- Brief -
Retype all of the data without changing a single word.

Excerpts from an interface dataset
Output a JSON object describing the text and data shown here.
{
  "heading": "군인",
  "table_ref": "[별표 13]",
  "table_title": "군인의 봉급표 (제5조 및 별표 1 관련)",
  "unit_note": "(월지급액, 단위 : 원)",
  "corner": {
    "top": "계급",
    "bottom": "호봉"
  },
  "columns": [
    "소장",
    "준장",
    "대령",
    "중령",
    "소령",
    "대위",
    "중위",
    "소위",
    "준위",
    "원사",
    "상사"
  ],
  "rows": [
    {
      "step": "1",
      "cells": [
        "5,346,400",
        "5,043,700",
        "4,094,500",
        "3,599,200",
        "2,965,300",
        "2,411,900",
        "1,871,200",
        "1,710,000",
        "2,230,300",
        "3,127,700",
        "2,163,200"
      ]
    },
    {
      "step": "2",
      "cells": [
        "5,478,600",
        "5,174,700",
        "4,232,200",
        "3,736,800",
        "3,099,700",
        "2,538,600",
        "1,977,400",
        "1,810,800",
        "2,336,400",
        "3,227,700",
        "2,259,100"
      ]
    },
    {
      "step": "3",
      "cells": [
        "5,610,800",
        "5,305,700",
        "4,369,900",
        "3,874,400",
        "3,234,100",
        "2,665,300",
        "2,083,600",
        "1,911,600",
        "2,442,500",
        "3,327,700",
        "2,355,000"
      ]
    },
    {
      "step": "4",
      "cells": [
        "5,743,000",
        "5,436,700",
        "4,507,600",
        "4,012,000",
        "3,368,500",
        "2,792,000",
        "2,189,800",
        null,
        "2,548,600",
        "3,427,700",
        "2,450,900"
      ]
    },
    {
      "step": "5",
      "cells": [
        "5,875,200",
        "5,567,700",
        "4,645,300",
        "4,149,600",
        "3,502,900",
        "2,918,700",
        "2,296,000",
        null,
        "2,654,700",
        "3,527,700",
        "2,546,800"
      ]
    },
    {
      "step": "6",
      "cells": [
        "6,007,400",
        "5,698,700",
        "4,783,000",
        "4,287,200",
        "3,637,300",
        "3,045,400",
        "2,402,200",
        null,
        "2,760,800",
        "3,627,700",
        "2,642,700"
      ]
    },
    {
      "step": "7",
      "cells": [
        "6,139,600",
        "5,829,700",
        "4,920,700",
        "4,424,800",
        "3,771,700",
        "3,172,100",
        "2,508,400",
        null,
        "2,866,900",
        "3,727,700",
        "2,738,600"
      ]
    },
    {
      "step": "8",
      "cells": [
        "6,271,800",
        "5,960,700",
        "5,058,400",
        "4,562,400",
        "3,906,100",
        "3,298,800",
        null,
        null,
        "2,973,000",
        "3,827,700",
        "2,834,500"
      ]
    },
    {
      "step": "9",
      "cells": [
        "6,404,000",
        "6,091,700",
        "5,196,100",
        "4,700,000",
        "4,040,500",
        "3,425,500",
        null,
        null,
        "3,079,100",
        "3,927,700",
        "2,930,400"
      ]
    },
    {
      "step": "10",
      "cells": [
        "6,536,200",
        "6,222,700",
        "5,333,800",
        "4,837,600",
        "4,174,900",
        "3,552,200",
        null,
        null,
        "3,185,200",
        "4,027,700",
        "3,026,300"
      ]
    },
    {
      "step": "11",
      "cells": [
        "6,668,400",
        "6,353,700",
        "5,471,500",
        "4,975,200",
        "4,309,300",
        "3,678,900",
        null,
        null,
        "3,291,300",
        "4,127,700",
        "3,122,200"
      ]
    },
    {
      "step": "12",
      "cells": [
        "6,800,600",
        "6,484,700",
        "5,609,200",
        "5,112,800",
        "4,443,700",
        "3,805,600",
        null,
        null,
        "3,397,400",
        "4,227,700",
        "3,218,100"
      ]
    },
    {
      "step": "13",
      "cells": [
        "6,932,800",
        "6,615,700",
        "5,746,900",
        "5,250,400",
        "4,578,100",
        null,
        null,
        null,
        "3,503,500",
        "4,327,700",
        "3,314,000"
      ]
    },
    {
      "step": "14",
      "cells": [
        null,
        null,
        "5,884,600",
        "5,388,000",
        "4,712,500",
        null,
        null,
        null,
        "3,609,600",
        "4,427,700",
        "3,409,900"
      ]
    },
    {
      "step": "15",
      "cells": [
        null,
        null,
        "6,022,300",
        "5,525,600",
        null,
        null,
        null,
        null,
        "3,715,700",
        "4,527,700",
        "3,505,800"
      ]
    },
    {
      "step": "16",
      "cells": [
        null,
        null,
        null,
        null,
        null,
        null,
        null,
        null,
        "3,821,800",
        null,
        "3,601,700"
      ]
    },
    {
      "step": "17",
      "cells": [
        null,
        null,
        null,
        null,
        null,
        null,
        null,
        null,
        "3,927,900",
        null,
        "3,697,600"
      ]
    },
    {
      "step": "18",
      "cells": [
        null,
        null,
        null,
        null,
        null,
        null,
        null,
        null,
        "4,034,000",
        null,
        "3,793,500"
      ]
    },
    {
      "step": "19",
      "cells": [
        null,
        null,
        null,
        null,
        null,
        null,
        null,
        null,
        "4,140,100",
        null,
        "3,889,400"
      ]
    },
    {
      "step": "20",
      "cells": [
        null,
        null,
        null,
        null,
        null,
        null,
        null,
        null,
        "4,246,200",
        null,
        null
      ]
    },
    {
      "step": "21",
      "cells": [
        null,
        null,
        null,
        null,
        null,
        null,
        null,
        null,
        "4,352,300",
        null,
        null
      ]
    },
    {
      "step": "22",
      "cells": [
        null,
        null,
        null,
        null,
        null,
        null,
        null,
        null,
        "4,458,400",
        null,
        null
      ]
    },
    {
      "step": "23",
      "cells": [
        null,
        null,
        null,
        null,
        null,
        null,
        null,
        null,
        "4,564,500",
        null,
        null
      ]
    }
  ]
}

- Response -
Output a JSON object describing the text and data shown here.
{
  "heading": "군인",
  "table_ref": "[별표 13]",
  "table_title": "군인의 봉급표 (제5조 및 별표 1 관련)",
  "unit_note": "(월지급액, 단위 : 원)",
  "corner": {
    "top": "계급",
    "bottom": "호봉"
  },
  "columns": [
    "소장",
    "준장",
    "대령",
    "중령",
    "소령",
    "대위",
    "중위",
    "소위",
    "준위",
    "원사",
    "상사"
  ],
  "rows": [
    {
      "step": "1",
      "cells": [
        "5,346,400",
        "5,043,700",
        "4,094,500",
        "3,599,200",
        "2,965,300",
        "2,411,900",
        "1,871,200",
        "1,710,000",
        "2,230,300",
        "3,127,700",
        "2,163,200"
      ]
    },
    {
      "step": "2",
      "cells": [
        "5,478,600",
        "5,174,700",
        "4,232,200",
        "3,736,800",
        "3,099,700",
        "2,538,600",
        "1,977,400",
        "1,810,800",
        "2,336,400",
        "3,227,700",
        "2,259,100"
      ]
    },
    {
      "step": "3",
      "cells": [
        "5,610,800",
        "5,305,700",
        "4,369,900",
        "3,874,400",
        "3,234,100",
        "2,665,300",
        "2,083,600",
        "1,911,600",
        "2,442,500",
        "3,327,700",
        "2,355,000"
      ]
    },
    {
      "step": "4",
      "cells": [
        "5,743,000",
        "5,436,700",
        "4,507,600",
        "4,012,000",
        "3,368,500",
        "2,792,000",
        "2,189,800",
        null,
        "2,548,600",
        "3,427,700",
        "2,450,900"
      ]
    },
    {
      "step": "5",
      "cells": [
        "5,875,200",
        "5,567,700",
        "4,645,300",
        "4,149,600",
        "3,502,900",
        "2,918,700",
        "2,296,000",
        null,
        "2,654,700",
        "3,527,700",
        "2,546,800"
      ]
    },
    {
      "step": "6",
      "cells": [
        "6,007,400",
        "5,698,700",
        "4,783,000",
        "4,287,200",
        "3,637,300",
        "3,045,400",
        "2,402,200",
        null,
        "2,760,800",
        "3,627,700",
        "2,642,700"
      ]
    },
    {
      "step": "7",
      "cells": [
        "6,139,600",
        "5,829,700",
        "4,920,700",
        "4,424,800",
        "3,771,700",
        "3,172,100",
        "2,508,400",
        null,
        "2,866,900",
        "3,727,700",
        "2,738,600"
      ]
    },
    {
      "step": "8",
      "cells": [
        "6,271,800",
        "5,960,700",
        "5,058,400",
        "4,562,400",
        "3,906,100",
        "3,298,800",
        null,
        null,
        "2,973,000",
        "3,827,700",
        "2,834,500"
      ]
    },
    {
      "step": "9",
      "cells": [
        "6,404,000",
        "6,091,700",
        "5,196,100",
        "4,700,000",
        "4,040,500",
        "3,425,500",
        null,
        null,
        "3,079,100",
        "3,927,700",
        "2,930,400"
      ]
    },
    {
      "step": "10",
      "cells": [
        "6,536,200",
        "6,222,700",
        "5,333,800",
        "4,837,600",
        "4,174,900",
        "3,552,200",
        null,
        null,
        "3,185,200",
        "4,027,700",
        "3,026,300"
      ]
    },
    {
      "step": "11",
      "cells": [
        "6,668,400",
        "6,353,700",
        "5,471,500",
        "4,975,200",
        "4,309,300",
        "3,678,900",
        null,
        null,
        "3,291,300",
        "4,127,700",
        "3,122,200"
      ]
    },
    {
      "step": "12",
      "cells": [
        "6,800,600",
        "6,484,700",
        "5,609,200",
        "5,112,800",
        "4,443,700",
        "3,805,600",
        null,
        null,
        "3,397,400",
        "4,227,700",
        "3,218,100"
      ]
    },
    {
      "step": "13",
      "cells": [
        "6,932,800",
        "6,615,700",
        "5,746,900",
        "5,250,400",
        "4,578,100",
        null,
        null,
        null,
        "3,503,500",
        "4,327,700",
        "3,314,000"
      ]
    },
    {
      "step": "14",
      "cells": [
        null,
        null,
        "5,884,600",
        "5,388,000",
        "4,712,500",
        null,
        null,
        null,
        "3,609,600",
        "4,427,700",
        "3,409,900"
      ]
    },
    {
      "step": "15",
      "cells": [
        null,
        null,
        "6,022,300",
        "5,525,600",
        null,
        null,
        null,
        null,
        "3,715,700",
        "4,527,700",
        "3,505,800"
      ]
    },
    {
      "step": "16",
      "cells": [
        null,
        null,
        null,
        null,
        null,
        null,
        null,
        null,
        "3,821,800",
        null,
        "3,601,700"
      ]
    },
    {
      "step": "17",
      "cells": [
        null,
        null,
        null,
        null,
        null,
        null,
        null,
        null,
        "3,927,900",
        null,
        "3,697,600"
      ]
    },
    {
      "step": "18",
      "cells": [
        null,
        null,
        null,
        null,
        null,
        null,
        null,
        null,
        "4,034,000",
        null,
        "3,793,500"
      ]
    },
    {
      "step": "19",
      "cells": [
        null,
        null,
        null,
        null,
        null,
        null,
        null,
        null,
        "4,140,100",
        null,
        "3,889,400"
      ]
    },
    {
      "step": "20",
      "cells": [
        null,
        null,
        null,
        null,
        null,
        null,
        null,
        null,
        "4,246,200",
        null,
        null
      ]
    },
    {
      "step": "21",
      "cells": [
        null,
        null,
        null,
        null,
        null,
        null,
        null,
        null,
        "4,352,300",
        null,
        null
      ]
    },
    {
      "step": "22",
      "cells": [
        null,
        null,
        null,
        null,
        null,
        null,
        null,
        null,
        "4,458,400",
        null,
        null
      ]
    },
    {
      "step": "23",
      "cells": [
        null,
        null,
        null,
        null,
        null,
        null,
        null,
        null,
        "4,564,500",
        null,
        null
      ]
    }
  ]
}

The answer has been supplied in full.